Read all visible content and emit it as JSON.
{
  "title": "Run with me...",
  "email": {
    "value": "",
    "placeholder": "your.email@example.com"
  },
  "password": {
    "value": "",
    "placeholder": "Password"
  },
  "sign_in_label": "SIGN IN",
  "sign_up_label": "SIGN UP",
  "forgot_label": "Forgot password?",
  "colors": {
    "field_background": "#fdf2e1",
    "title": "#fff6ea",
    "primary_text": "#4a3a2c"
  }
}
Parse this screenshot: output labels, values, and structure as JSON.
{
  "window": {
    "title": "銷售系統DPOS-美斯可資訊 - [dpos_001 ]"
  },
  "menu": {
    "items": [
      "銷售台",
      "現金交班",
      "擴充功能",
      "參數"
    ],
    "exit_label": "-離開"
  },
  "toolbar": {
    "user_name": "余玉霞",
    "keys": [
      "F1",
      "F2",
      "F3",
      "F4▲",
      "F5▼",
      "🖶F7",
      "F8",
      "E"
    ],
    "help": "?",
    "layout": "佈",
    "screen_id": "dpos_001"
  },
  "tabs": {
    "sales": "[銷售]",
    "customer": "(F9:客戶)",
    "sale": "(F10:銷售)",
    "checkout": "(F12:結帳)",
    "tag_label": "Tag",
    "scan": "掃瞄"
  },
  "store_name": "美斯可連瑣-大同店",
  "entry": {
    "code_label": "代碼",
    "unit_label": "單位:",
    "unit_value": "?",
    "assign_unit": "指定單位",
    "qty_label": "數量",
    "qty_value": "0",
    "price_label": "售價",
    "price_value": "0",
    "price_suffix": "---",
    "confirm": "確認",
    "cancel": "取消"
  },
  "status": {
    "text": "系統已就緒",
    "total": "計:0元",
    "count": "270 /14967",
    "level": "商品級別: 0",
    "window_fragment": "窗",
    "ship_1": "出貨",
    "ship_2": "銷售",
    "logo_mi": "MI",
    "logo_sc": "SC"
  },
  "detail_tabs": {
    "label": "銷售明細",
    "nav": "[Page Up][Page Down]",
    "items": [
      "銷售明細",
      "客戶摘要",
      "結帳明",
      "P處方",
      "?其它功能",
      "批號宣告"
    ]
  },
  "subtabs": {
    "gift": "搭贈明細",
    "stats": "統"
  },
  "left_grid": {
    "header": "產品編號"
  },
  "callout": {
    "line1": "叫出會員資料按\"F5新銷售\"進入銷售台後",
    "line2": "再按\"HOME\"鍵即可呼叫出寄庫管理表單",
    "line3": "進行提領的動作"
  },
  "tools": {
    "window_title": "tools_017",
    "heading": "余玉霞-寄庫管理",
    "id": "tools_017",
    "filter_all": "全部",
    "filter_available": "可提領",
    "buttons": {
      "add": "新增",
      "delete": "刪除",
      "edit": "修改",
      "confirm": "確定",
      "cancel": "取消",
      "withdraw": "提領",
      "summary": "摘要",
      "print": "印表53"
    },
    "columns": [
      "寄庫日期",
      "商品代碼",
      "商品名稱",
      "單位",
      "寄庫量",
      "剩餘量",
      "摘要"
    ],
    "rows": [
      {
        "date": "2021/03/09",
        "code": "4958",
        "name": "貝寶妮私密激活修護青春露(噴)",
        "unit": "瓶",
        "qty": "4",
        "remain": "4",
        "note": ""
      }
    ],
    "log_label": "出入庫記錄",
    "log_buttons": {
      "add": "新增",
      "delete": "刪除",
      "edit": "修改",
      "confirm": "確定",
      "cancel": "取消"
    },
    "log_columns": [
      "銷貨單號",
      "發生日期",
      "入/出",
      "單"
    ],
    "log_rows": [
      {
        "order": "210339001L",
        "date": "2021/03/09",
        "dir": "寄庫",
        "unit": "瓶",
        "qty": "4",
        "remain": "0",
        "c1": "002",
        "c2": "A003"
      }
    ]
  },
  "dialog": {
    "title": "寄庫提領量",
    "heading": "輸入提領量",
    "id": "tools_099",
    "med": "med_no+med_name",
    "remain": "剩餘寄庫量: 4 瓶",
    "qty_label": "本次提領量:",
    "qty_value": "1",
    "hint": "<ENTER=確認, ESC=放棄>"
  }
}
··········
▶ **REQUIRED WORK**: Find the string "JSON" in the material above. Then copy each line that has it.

▶ **SOLUTION FOR THIS EXERCISE**:
Read all visible content and emit it as JSON.
Parse this screenshot: output labels, values, and structure as JSON.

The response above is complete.